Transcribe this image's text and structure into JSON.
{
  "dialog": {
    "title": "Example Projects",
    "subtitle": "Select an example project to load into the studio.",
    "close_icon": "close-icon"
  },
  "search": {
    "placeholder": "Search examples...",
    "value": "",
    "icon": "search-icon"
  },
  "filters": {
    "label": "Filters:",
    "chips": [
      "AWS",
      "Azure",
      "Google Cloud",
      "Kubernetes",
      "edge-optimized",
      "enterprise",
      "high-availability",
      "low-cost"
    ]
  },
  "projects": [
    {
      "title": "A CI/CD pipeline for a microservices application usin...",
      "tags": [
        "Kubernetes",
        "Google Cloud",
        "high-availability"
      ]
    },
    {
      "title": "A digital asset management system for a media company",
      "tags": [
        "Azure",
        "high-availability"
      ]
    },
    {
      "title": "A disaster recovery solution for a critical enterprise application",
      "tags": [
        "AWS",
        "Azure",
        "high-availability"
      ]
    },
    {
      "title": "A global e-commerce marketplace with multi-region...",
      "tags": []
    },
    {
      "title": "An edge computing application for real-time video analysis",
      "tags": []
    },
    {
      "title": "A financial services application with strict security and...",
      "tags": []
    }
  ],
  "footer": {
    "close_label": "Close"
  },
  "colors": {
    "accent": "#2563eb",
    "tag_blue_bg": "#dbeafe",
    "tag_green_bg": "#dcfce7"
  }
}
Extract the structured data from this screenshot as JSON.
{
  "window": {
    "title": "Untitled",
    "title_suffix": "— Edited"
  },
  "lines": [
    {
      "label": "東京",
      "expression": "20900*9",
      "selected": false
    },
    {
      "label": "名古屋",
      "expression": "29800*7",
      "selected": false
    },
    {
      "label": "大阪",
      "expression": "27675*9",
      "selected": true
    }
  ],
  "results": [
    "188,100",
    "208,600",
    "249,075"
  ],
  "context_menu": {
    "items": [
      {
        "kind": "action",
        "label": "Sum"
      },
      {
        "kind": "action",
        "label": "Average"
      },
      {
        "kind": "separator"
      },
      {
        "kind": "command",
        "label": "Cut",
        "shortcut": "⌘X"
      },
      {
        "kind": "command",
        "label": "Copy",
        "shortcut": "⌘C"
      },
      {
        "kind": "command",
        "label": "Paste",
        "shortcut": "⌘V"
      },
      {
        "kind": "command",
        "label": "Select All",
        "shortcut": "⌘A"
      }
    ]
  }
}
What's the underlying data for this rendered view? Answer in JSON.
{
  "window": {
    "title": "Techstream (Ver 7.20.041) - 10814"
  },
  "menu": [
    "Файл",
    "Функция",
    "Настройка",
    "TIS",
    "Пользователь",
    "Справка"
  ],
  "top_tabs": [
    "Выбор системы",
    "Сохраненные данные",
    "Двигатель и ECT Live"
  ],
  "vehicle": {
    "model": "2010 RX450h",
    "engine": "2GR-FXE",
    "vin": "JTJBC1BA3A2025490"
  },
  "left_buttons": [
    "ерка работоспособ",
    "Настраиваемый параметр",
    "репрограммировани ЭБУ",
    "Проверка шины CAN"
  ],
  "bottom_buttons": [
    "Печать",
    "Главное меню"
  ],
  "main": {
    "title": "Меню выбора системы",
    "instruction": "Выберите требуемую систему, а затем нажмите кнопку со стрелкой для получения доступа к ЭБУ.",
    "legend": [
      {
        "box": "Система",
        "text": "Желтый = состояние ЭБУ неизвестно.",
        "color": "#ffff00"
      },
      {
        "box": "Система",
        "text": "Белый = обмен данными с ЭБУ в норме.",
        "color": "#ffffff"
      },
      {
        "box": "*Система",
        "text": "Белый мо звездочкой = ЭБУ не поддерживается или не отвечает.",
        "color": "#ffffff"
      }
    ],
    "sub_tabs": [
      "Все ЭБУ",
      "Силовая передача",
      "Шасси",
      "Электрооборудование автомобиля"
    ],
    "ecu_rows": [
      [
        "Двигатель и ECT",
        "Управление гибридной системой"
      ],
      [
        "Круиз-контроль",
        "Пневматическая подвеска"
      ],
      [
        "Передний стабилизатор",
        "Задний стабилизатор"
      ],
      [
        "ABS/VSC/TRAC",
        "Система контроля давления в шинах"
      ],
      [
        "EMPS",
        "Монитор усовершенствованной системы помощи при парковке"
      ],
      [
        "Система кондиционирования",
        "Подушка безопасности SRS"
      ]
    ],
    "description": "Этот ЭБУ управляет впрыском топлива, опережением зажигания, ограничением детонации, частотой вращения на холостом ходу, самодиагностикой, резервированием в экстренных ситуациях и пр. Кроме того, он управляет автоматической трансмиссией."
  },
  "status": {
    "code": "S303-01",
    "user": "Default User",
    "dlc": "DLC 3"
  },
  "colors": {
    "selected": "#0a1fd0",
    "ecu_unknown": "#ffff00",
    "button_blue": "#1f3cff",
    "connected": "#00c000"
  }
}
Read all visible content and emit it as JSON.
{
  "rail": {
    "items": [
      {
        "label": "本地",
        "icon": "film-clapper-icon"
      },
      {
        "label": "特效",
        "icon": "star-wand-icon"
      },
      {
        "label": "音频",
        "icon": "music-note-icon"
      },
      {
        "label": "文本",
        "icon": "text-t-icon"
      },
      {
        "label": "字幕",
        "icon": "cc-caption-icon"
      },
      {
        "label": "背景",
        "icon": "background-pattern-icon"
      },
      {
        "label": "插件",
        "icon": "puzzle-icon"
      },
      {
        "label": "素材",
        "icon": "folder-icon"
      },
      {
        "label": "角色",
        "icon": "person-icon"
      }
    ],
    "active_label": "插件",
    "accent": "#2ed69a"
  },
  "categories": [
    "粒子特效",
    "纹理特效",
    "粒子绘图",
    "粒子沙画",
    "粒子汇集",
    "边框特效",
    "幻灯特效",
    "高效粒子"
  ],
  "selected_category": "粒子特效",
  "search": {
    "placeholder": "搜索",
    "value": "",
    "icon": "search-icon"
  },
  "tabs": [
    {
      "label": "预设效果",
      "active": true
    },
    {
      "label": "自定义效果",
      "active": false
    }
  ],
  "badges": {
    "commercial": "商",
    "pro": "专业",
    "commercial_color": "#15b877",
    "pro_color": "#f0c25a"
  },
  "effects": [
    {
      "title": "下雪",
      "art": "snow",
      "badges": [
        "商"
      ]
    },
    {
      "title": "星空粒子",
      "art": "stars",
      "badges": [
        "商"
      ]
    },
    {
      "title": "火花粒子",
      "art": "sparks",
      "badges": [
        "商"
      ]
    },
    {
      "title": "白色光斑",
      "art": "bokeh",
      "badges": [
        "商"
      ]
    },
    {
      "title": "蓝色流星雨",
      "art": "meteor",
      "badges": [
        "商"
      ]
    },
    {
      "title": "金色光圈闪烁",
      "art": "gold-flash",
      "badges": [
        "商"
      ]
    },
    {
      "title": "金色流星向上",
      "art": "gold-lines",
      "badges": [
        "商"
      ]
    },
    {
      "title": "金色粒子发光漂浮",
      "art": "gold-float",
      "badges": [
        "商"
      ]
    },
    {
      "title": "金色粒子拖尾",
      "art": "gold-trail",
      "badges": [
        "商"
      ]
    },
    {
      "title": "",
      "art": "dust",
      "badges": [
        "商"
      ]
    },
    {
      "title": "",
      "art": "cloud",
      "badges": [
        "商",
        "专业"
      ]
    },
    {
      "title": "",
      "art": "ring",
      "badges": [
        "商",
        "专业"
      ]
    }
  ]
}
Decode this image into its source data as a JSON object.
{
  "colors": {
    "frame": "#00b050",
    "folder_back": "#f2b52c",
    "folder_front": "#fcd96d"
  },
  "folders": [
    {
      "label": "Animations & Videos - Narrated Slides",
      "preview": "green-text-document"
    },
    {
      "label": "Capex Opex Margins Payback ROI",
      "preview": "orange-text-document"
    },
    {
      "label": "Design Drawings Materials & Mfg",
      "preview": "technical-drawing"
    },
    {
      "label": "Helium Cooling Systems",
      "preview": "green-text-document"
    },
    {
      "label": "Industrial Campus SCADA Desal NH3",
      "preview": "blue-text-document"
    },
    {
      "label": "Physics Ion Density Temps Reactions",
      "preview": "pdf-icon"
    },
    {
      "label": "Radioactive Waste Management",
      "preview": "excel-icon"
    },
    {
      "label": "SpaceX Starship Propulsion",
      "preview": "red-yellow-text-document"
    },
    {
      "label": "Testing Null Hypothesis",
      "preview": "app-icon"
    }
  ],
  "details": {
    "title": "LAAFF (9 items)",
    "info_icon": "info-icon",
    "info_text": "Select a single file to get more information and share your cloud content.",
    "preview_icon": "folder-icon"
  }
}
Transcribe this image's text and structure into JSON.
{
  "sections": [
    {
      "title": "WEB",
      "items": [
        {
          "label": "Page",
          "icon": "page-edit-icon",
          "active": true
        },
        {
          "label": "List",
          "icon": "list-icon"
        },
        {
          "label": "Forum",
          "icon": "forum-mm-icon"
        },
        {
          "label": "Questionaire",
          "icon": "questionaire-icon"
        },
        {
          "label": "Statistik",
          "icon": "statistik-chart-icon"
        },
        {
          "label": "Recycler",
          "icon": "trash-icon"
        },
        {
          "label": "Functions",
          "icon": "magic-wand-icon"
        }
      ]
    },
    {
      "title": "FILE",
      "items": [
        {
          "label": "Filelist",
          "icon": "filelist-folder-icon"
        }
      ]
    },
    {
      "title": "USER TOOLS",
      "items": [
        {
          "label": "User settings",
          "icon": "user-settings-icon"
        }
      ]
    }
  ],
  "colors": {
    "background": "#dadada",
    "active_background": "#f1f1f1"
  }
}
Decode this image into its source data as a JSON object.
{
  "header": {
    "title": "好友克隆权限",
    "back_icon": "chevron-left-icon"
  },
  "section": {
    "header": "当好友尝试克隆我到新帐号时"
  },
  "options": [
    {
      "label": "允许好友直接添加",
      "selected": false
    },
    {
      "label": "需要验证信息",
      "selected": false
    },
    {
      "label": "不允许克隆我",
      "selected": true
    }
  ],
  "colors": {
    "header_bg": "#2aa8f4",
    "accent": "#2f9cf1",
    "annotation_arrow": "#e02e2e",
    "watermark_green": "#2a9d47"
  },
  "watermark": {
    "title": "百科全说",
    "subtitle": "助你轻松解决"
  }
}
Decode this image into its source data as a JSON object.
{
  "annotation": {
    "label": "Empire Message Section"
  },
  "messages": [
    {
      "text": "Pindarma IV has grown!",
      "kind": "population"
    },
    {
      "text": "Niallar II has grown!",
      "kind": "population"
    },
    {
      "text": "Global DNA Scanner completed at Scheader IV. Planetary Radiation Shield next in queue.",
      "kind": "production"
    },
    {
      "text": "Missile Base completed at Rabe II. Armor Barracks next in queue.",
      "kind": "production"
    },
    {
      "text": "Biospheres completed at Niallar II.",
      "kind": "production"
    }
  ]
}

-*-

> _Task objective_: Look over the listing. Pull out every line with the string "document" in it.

> _Answer to the exercise_:
      "preview": "green-text-document"
      "preview": "orange-text-document"
      "preview": "green-text-document"
      "preview": "blue-text-document"
      "preview": "red-yellow-text-document"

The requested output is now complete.